__TASK STATEMENT__:
When a line in the records contains the string "refresh", copy that line.

__DATA TO EXAMINE__:
:::::
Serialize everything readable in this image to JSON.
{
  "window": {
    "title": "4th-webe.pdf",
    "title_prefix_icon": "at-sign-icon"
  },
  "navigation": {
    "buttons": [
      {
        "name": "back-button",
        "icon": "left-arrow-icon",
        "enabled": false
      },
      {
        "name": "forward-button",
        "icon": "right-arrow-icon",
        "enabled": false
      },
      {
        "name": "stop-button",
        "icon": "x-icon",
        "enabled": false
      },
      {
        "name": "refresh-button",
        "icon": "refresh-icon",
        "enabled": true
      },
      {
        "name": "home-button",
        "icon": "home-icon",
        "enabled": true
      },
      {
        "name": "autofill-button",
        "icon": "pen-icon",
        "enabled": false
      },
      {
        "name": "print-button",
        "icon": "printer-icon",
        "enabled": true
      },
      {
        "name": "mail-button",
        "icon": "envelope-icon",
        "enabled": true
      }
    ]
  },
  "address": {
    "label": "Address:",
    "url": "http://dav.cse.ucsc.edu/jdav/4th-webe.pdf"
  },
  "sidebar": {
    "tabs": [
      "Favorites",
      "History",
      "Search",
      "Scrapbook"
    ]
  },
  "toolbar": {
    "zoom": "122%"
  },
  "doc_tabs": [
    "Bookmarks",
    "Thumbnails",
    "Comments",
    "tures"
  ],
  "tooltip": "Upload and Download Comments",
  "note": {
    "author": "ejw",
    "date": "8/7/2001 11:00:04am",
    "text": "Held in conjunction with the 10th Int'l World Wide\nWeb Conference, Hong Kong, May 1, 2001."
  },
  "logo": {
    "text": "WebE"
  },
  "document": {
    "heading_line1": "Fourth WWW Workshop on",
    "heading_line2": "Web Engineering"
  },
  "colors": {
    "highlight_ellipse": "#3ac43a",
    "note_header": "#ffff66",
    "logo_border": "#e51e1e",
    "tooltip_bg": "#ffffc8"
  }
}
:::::
__EXERCISE RESPONSE__:
        "name": "refresh-button",
        "icon": "refresh-icon",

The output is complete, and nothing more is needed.